RIYL: gritty psychedelia
Label: Thrill Jockey
As is tradition with Thrill Jockey, there’s no preview available for any of the tracks on this album – at least that I’m aware of. Thrill Jockey usually will upload a track to YouTube (and/or their site) in a time after the announcement. Pontiak luckily aren’t a new band, so we do have some semblance of what to expect from the three brothers’ latest effort. Emphasis on “some” because in the album synopsis, Thrill Jockey clarifies that the band have decided to go in a different direction. However, the synopsisÂ seems to reassure the audience that the stoner-esque, sludgy psychedelic mental pummelingÂ will still be here. Listening toÂ Innocence, the band’s last album, it’s hard to believe that this comes from three people raised in the Virginia countryside. This sounds more apt for shooting up dope in a dilapidated alley than looking at the sunset on a ranch. Listen to InnocenceÂ below via the Bandcamp player to get an idea of what to expect and keep your eyes peeled for a preview from this album. See what you think of it. Cheers!
Whereas Pontiakâs 2014 album Innocence tore through rowdy riffs and melancholic balladry in a neat half hour, itâs immediately clear from the reverb-heavy trip of opener âEasy Does Itâ that Dialectic of Ignorance is altogether a different beast. Euphorically defying spatial constraint, brothers Jennings, Van and Lain Carney instead opt to guide each song along its own cosmic trajectory: confident in the outcome, but even more excited to enjoy the ride.
Bloody-knuckled basslines bring a snarling Desert Session groove to âIgnorance Makes Me Highâ and âHerb Is My Next Door Neighborâ, whilst woozy Gilmour-esque vocal harmonies imbue âHidden Prettinessâ and âYouth and Ageâ with a psychoacoustic dose of cerebral inertia. Those who have seen the brothers perform live know of their ability to harmonize, but Dialectic of Ignorance is the first album in which this talent is showcased in every song. âWe Fucked Upâ is a pedal to the metal stoner-psych opus, while âTomorrow Is Forgottenâ burns hot and slow; potent from the first note whilst relentlessly cranking up the intensity.
Pontiak grew up and live on farms in rural Virginia. Dialectic of Ignoranceâs expansive structures echo the rugged, hazy climbs of this Blue Ridge Mountain setting, but donât be fooled; this is no mere collection of pastoral instrumental landscapes. Having opened their own brewery in August 2015, the Carney brothers have had the opportunity to reassess their creative process through brewing. The lessons learned from this experimentation have had a formative effect on the both the process underlying and subsequent sound of Dialectic of Ignorance.

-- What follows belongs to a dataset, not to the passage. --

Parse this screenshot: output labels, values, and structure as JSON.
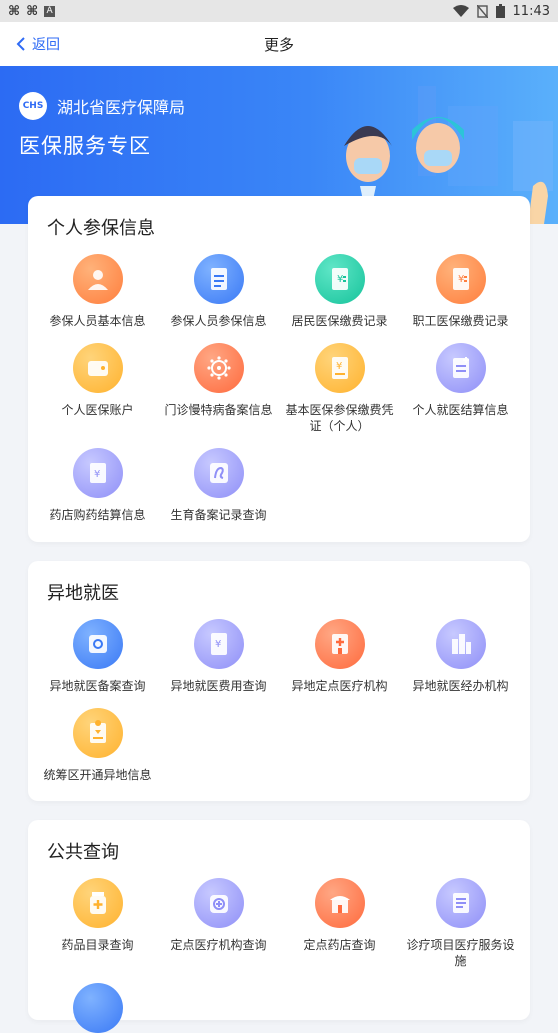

âThereâs a definite dovetail between brewing and music,â explains Pontiak guitarist and lead vocalist Van Carney. âBoth are creative processes that are full of immediate possibility. In the studio you face logistical, technical and creative challenges that are constantly evolving; itâs on you as the creator to decide which path you want to take. Brewing is no different.â
An expanded awareness of process has emboldened Pontiakâs musical explorations on Dialectic of Ignorance. âThereâs beauty and truth and goodness in all hardships, and it takes strength to see that,â Van adds. âWe learned that thereâs limitless opportunity ahead if youâre ready to pursue it.â Literary influence was also important, with particular inspiration drawn from Karl Ove KnausgĂ„rdâs sprawling confessional style, and the expressive, highly visual approach mastered by writers such as Bohumil Hrabal and Leo Tolstoy.
With post-truth politics implementing lasting change through manufactured narratives, the creative ownership Pontiak display on Dialectic of Ignorance is both elevating and empowering. Still, âitâs not a political album,â Van asserts. âThe message we want to get across is the importance of being present in the moment. Maybe everything is fucked. But you can do something about that.â
Dialectic of Ignorance was recorded between January and October 2016 in Pontiakâs own âStudio Aâ in Virginia. âRunning the brewery definitely stretched the process out, but that was a good thing,â says Van. âIt gave us time to think, mull over things, and throw stuff away when necessary. Weâd come in to the brewery early each morning, put on what weâd recorded the previous day, listen to it while we worked, and shoot ideas at each other. It was a meditative, flowing process.â
- Maybe Buy
- Not My Style
- Too Expensive